[Interface dataset entries]
..........

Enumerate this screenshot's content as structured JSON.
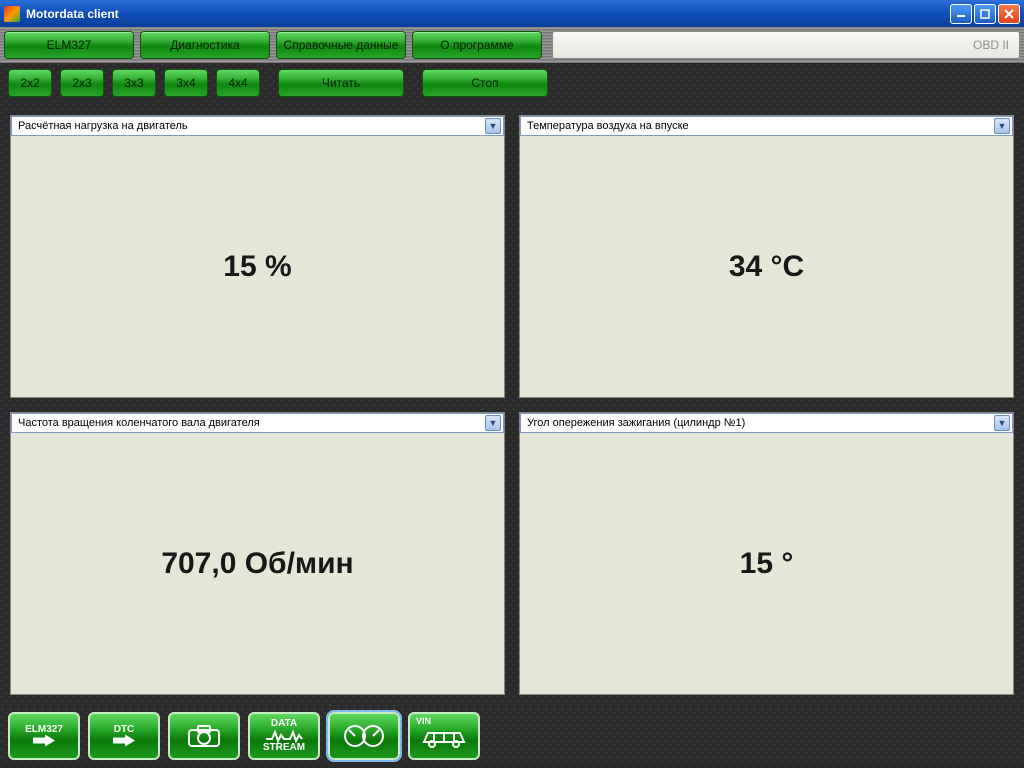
{
  "window": {
    "title": "Motordata client"
  },
  "tabs": {
    "elm": "ELM327",
    "diag": "Диагностика",
    "ref": "Справочные данные",
    "about": "О программе"
  },
  "protocol_hint": "OBD II",
  "layout_buttons": [
    "2x2",
    "2x3",
    "3x3",
    "3x4",
    "4x4"
  ],
  "actions": {
    "read": "Читать",
    "stop": "Стоп"
  },
  "panels": [
    {
      "param": "Расчётная нагрузка на двигатель",
      "value": "15 %"
    },
    {
      "param": "Температура воздуха на впуске",
      "value": "34 °C"
    },
    {
      "param": "Частота вращения коленчатого вала двигателя",
      "value": "707,0 Об/мин"
    },
    {
      "param": "Угол опережения зажигания (цилиндр №1)",
      "value": "15 °"
    }
  ],
  "footer": {
    "elm": "ELM327",
    "dtc": "DTC",
    "camera": "camera",
    "data": "DATA",
    "stream": "STREAM",
    "gauges": "gauges",
    "vin": "VIN"
  }
}
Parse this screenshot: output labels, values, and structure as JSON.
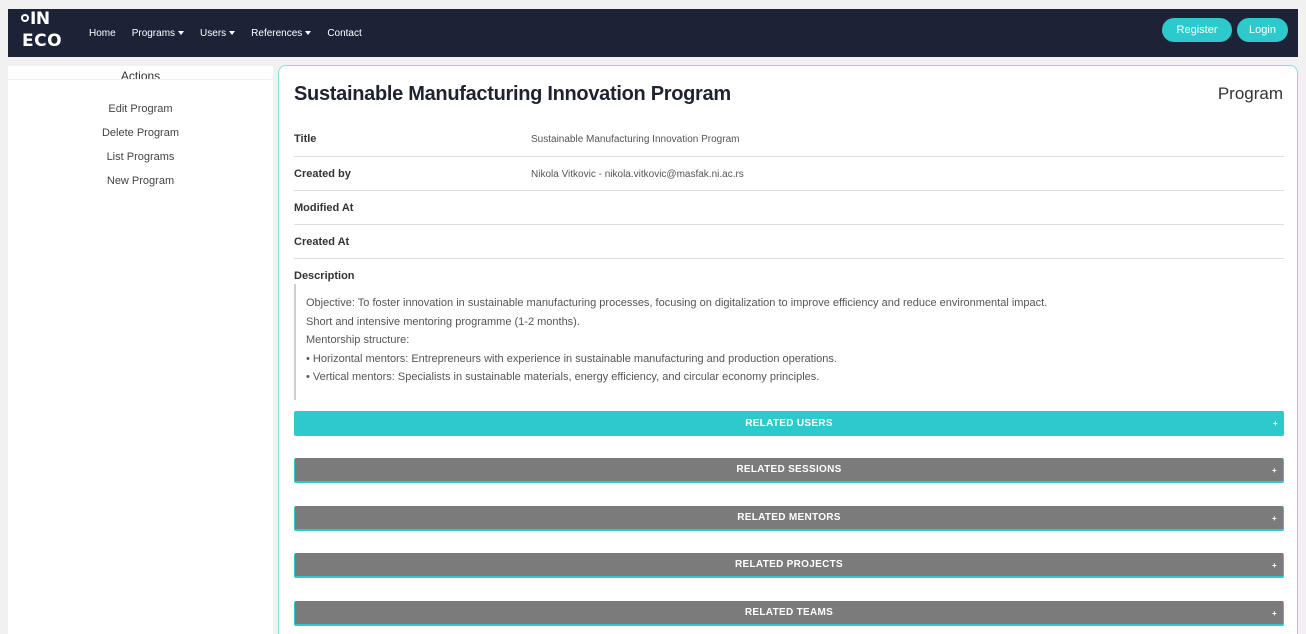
{
  "navbar": {
    "logo_line1": "IN",
    "logo_line2": "ECO",
    "items": [
      {
        "label": "Home",
        "dropdown": false
      },
      {
        "label": "Programs",
        "dropdown": true
      },
      {
        "label": "Users",
        "dropdown": true
      },
      {
        "label": "References",
        "dropdown": true
      },
      {
        "label": "Contact",
        "dropdown": false
      }
    ],
    "register_label": "Register",
    "login_label": "Login"
  },
  "sidebar": {
    "title": "Actions",
    "items": [
      {
        "label": "Edit Program"
      },
      {
        "label": "Delete Program"
      },
      {
        "label": "List Programs"
      },
      {
        "label": "New Program"
      }
    ]
  },
  "main": {
    "title": "Sustainable Manufacturing Innovation Program",
    "entity_type": "Program",
    "fields": [
      {
        "label": "Title",
        "value": "Sustainable Manufacturing Innovation Program"
      },
      {
        "label": "Created by",
        "value": "Nikola Vitkovic - nikola.vitkovic@masfak.ni.ac.rs"
      },
      {
        "label": "Modified At",
        "value": ""
      },
      {
        "label": "Created At",
        "value": ""
      }
    ],
    "description_label": "Description",
    "description_lines": [
      "Objective: To foster innovation in sustainable manufacturing processes, focusing on digitalization to improve efficiency and reduce environmental impact.",
      "Short and intensive mentoring programme (1-2 months).",
      "Mentorship structure:",
      "• Horizontal mentors: Entrepreneurs with experience in sustainable manufacturing and production operations.",
      "• Vertical mentors: Specialists in sustainable materials, energy efficiency, and circular economy principles."
    ],
    "accordions": [
      {
        "label": "RELATED USERS",
        "active": true,
        "icon": "+"
      },
      {
        "label": "RELATED SESSIONS",
        "active": false,
        "icon": "+"
      },
      {
        "label": "RELATED MENTORS",
        "active": false,
        "icon": "+"
      },
      {
        "label": "RELATED PROJECTS",
        "active": false,
        "icon": "+"
      },
      {
        "label": "RELATED TEAMS",
        "active": false,
        "icon": "+"
      }
    ]
  },
  "colors": {
    "navbar_bg": "#1d2337",
    "accent": "#2dc9cc",
    "accordion_inactive": "#7b7b7b"
  }
}
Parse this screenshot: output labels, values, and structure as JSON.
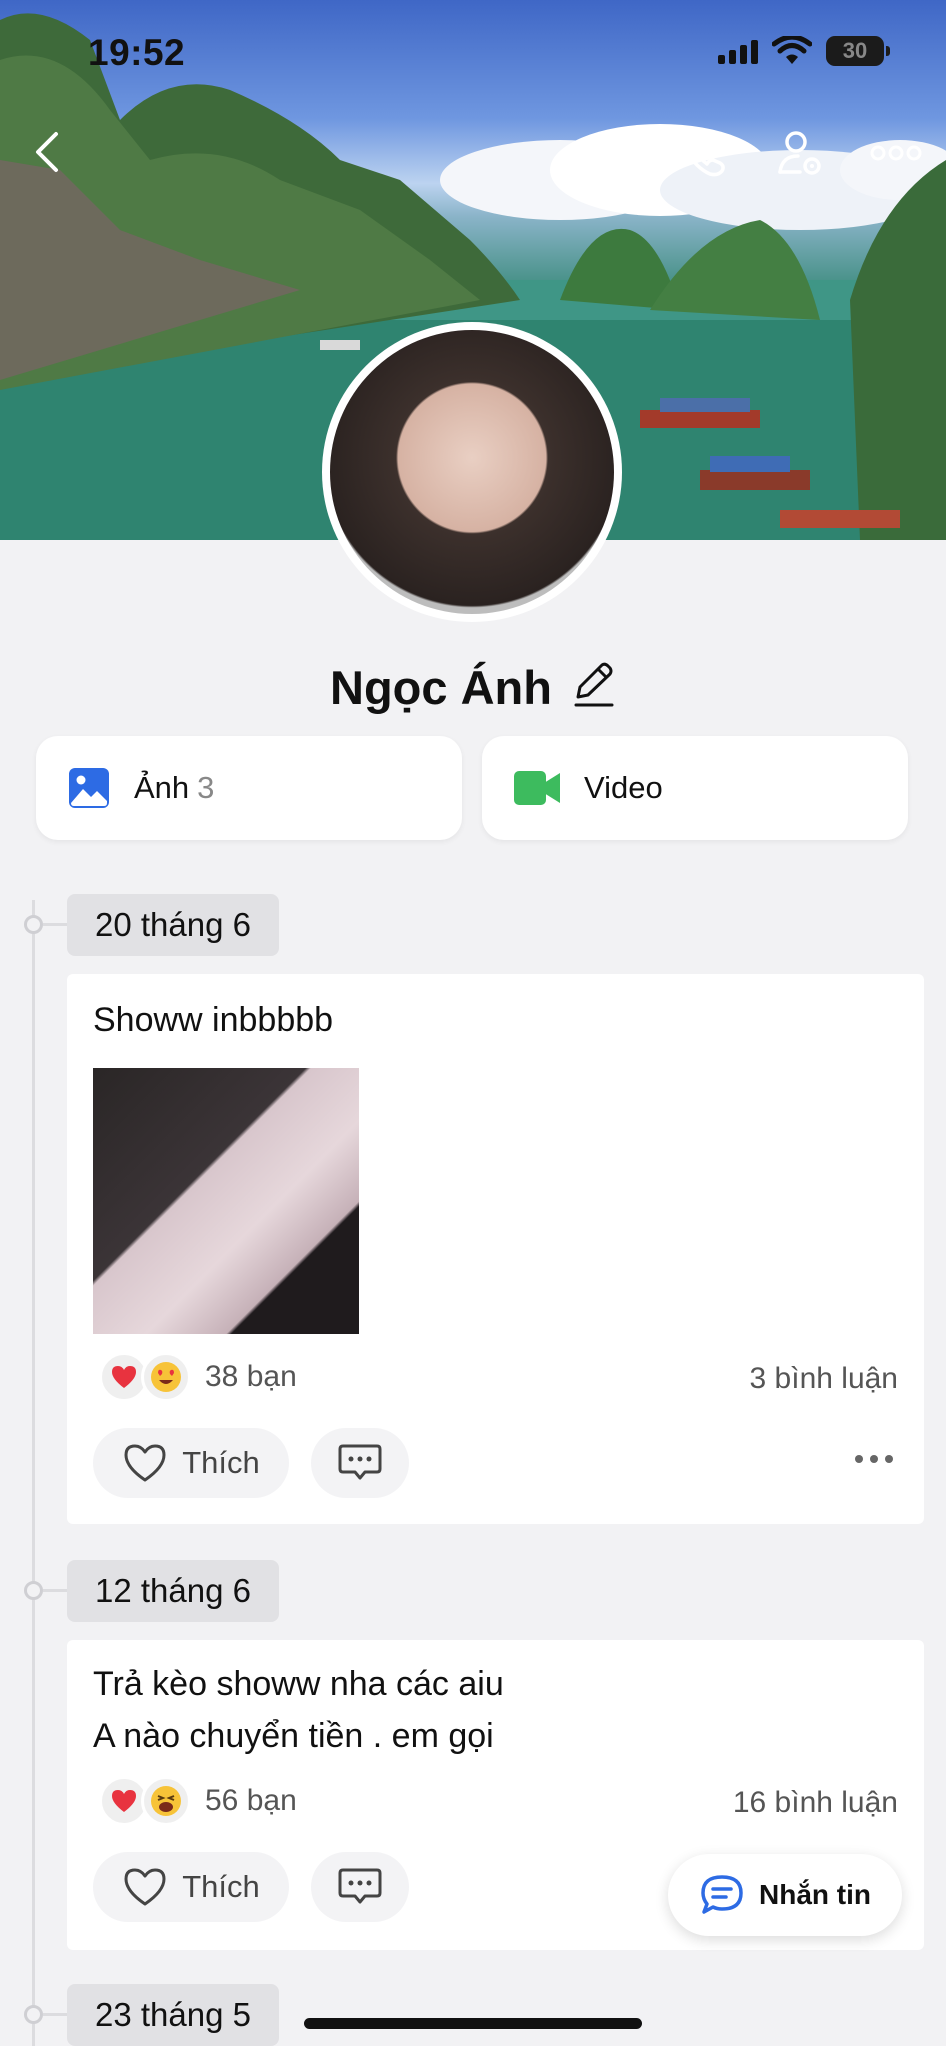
{
  "status_bar": {
    "time": "19:52",
    "battery_level": "30"
  },
  "header": {
    "back_icon": "chevron-left-icon",
    "call_icon": "phone-icon",
    "settings_icon": "user-settings-icon",
    "more_icon": "more-horizontal-icon"
  },
  "profile": {
    "name": "Ngọc Ánh",
    "edit_icon": "pencil-icon"
  },
  "media": {
    "photos_label": "Ảnh",
    "photos_count": "3",
    "videos_label": "Video"
  },
  "posts": [
    {
      "date": "20 tháng 6",
      "text_lines": [
        "Showw inbbbbb"
      ],
      "has_image": true,
      "reactions": [
        "heart",
        "heart-eyes"
      ],
      "reaction_count": "38 bạn",
      "comment_count": "3 bình luận",
      "like_label": "Thích"
    },
    {
      "date": "12 tháng 6",
      "text_lines": [
        "Trả kèo showw nha các aiu",
        "A nào chuyển tiền . em gọi"
      ],
      "has_image": false,
      "reactions": [
        "heart",
        "laughing"
      ],
      "reaction_count": "56 bạn",
      "comment_count": "16 bình luận",
      "like_label": "Thích"
    },
    {
      "date": "23 tháng 5"
    }
  ],
  "floating": {
    "message_label": "Nhắn tin"
  },
  "colors": {
    "background": "#f2f2f4",
    "card": "#ffffff",
    "photo_icon": "#2d6be4",
    "video_icon": "#3dbb5e",
    "heart": "#e8333f",
    "message_icon": "#2d6be4"
  }
}
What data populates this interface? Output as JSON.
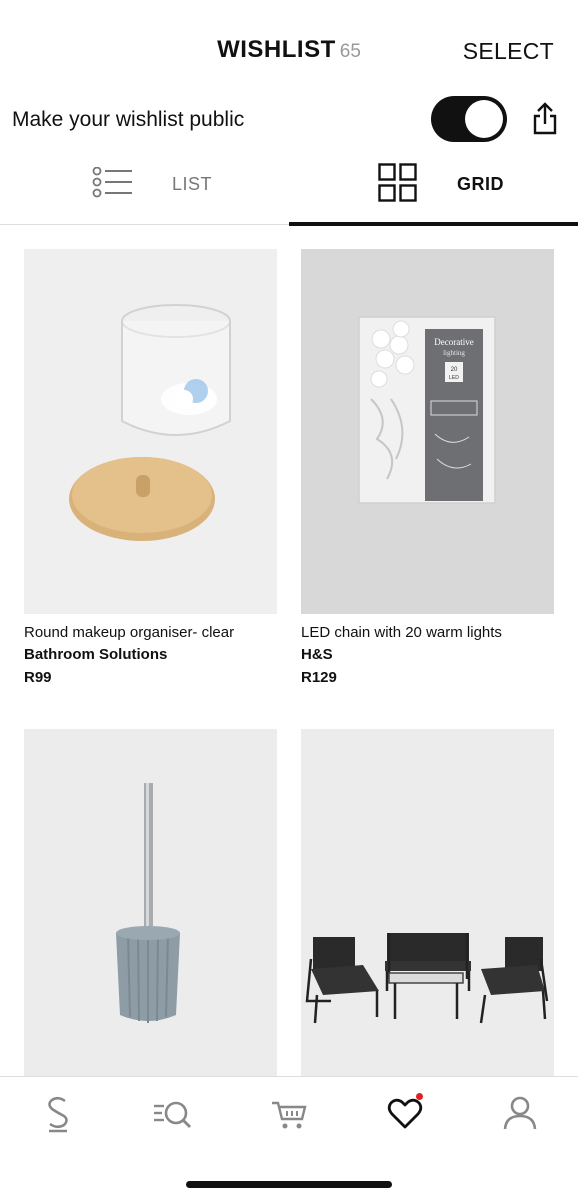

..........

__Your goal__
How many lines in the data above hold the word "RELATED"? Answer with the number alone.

__Answer area__
5